In the search for perfect milk to make our cheese, we have bought our own herd of cows -and we’re already in love with them! These beautiful Ayrshires, who live just down the road from the dairy, have been lovingly cared for by Trevor and Julie Howe of Gadles Farm for decades. When retirement beckoned and Jonathan and Eleanor Hosken were offered the Cornwall Council tenancy, talks with us began. So it’s a big thank you from us to the Howes and the Hoskens, not forgetting our handsome Ayrshires, for helping us secure a consistent supply of the exact milk we need to make our award winning cheese.
With its low melting point, Cornish Yarg is a great choice when it comes to baking with cheese.
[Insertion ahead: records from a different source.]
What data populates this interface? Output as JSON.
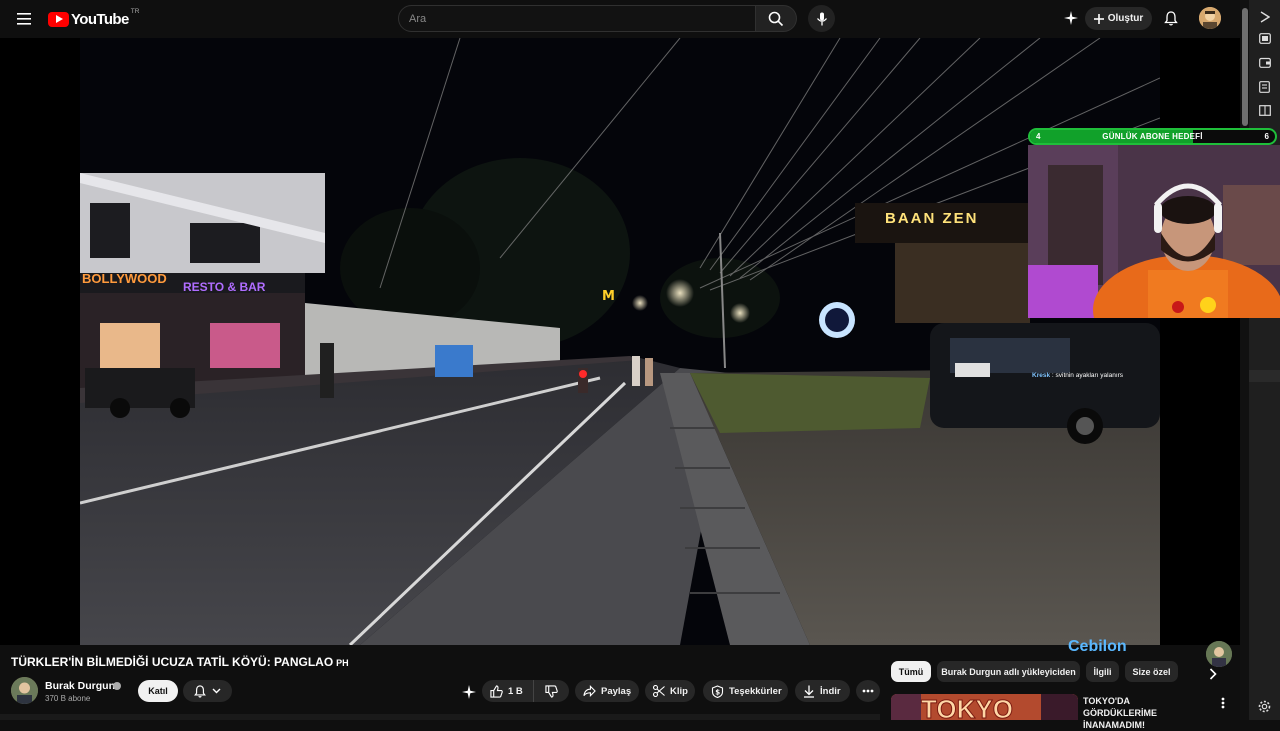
{
  "topbar": {
    "logo_text": "YouTube",
    "country_code": "TR",
    "search_placeholder": "Ara",
    "create_label": "Oluştur"
  },
  "video": {
    "overlay": {
      "goal_title": "GÜNLÜK ABONE HEDEFİ",
      "goal_current": "4",
      "goal_target": "6",
      "goal_progress": 0.667,
      "chat_user": "Kresk",
      "chat_message": ": svitnin ayakları yalanırs",
      "watermark": "Cebilon"
    },
    "signs": {
      "bollywood": "BOLLYWOOD",
      "resto_bar": "RESTO & BAR",
      "baan": "BAAN ZEN"
    }
  },
  "title": {
    "text": "TÜRKLER'İN BİLMEDİĞİ UCUZA TATİL KÖYÜ: PANGLAO",
    "flag": "PH"
  },
  "channel": {
    "name": "Burak Durgun",
    "subscribers": "370 B abone",
    "join_label": "Katıl"
  },
  "actions": {
    "like_count": "1 B",
    "share_label": "Paylaş",
    "clip_label": "Klip",
    "thanks_label": "Teşekkürler",
    "download_label": "İndir"
  },
  "chips": [
    {
      "label": "Tümü",
      "active": true
    },
    {
      "label": "Burak Durgun adlı yükleyiciden",
      "active": false
    },
    {
      "label": "İlgili",
      "active": false
    },
    {
      "label": "Size özel",
      "active": false
    }
  ],
  "recommendation": {
    "title": "TOKYO'DA GÖRDÜKLERİME İNANAMADIM!",
    "thumb_text": "TOKYO"
  },
  "colors": {
    "brand_red": "#ff0000",
    "goal_green": "#1fbf3a",
    "background": "#0f0f0f"
  }
}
Scones, soufflés or crumbled into short pastry, Yarg’s mild earthy flavour adds a complex note. When incorporated into the baking process, the rind can be ‘cook’s treat’ but used as a sprinkling, we say keep those nettle leaves in! They add an extra touch, as do the leaves on Wild Garlic Yarg when used as a topping onto home-made pizza. Click Recipes to find out other ways of using Yarg in the kitchen.
The extended Lynher Dairies family includes many children of school age so we know the rigmarole (and let’s face it, coercion!) that sometimes goes with the return to school after a long summer full of outdoor freedom. One trick is to include slices of Yarg in their packed lunch.
‘What have you got in your lunch today?’
Trust us it’s a winner!
Here are some other nettle facts to wow the crowd:
Nettle leaves can help to keep fruit fresh
Archaeologists love nettles as huge clumps of them sometimes indicate where ancient settlements exist
Nettle leaves were once used to make fabric for clothing – and not that long ago either. They were used to make German uniforms in the Second World War.
And finally, no – the nettle rind on a Yarg doesn’t sting (but there’s no need for your child to let on immediately!)
Like you need to be told how to enjoy award-winning cheese in the great outdoors! But here are five delicious ways to enjoy Cornish Yarg and Wild Garlic Yarg that you might not have considered:
- A thin slice of Cornish Yarg slipped onto a chargrilled burger for a minute before capping with a home-made bap
- Toast a slice of sourdough on the barbecue, crumble some Wild Garlic Yarg with finely chopped sage or thyme and melt
- Cubes of Yarg with walnut, apple, green leaves and a light honey dressing
- A foccacia, salami, Cornish Yarg, red onion marmalade and baby leaf sandwich
- Replace the traditional Gruyère with Wild Garlic Yarg in an Alsace style onion tart (and then take on a picnic!)
Cornish Yarg deserves speciality bread